Return each line of the records below in which the string "name" turns up.

START Records shown

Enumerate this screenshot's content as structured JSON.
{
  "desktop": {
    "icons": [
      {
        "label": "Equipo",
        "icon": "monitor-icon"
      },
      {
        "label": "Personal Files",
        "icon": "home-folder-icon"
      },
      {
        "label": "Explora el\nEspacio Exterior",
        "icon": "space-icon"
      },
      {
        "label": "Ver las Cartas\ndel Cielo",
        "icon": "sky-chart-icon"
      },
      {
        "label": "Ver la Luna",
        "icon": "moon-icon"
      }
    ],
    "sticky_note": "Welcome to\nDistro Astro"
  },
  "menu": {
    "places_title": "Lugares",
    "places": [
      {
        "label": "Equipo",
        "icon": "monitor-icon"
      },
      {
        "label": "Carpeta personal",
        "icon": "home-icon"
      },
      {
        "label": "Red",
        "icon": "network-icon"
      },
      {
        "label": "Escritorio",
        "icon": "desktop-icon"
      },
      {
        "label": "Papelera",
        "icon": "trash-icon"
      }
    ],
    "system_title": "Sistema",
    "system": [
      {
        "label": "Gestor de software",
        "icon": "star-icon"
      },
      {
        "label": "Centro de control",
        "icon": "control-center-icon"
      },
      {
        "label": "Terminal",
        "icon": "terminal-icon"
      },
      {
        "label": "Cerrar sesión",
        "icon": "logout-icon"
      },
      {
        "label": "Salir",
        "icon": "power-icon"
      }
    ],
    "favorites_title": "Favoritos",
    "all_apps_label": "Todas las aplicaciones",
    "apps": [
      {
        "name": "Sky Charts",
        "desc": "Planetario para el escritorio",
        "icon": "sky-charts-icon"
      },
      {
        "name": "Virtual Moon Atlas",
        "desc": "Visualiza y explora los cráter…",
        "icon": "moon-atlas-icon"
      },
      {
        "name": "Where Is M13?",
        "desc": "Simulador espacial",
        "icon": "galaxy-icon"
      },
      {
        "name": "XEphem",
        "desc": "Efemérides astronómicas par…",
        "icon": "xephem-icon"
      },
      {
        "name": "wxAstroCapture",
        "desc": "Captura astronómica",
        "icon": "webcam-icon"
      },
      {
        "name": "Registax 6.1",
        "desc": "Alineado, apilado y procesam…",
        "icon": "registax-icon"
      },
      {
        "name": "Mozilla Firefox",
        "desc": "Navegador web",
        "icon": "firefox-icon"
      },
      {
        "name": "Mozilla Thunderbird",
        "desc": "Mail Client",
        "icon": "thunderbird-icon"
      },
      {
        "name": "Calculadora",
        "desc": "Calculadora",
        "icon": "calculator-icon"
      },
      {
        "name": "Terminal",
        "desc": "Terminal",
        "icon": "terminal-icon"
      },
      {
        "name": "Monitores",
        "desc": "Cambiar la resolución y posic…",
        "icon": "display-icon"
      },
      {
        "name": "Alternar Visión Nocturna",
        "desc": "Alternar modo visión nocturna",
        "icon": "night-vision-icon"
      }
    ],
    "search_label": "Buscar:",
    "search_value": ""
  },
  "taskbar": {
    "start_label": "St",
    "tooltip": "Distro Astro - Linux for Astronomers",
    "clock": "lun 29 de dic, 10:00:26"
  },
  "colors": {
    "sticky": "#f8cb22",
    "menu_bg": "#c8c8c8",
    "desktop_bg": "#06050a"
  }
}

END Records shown

(Response below):
        "name": "Sky Charts",
        "name": "Virtual Moon Atlas",
        "name": "Where Is M13?",
        "name": "XEphem",
        "name": "wxAstroCapture",
        "name": "Registax 6.1",
        "name": "Mozilla Firefox",
        "name": "Mozilla Thunderbird",
        "name": "Calculadora",
        "name": "Terminal",
        "name": "Monitores",
        "name": "Alternar Visión Nocturna",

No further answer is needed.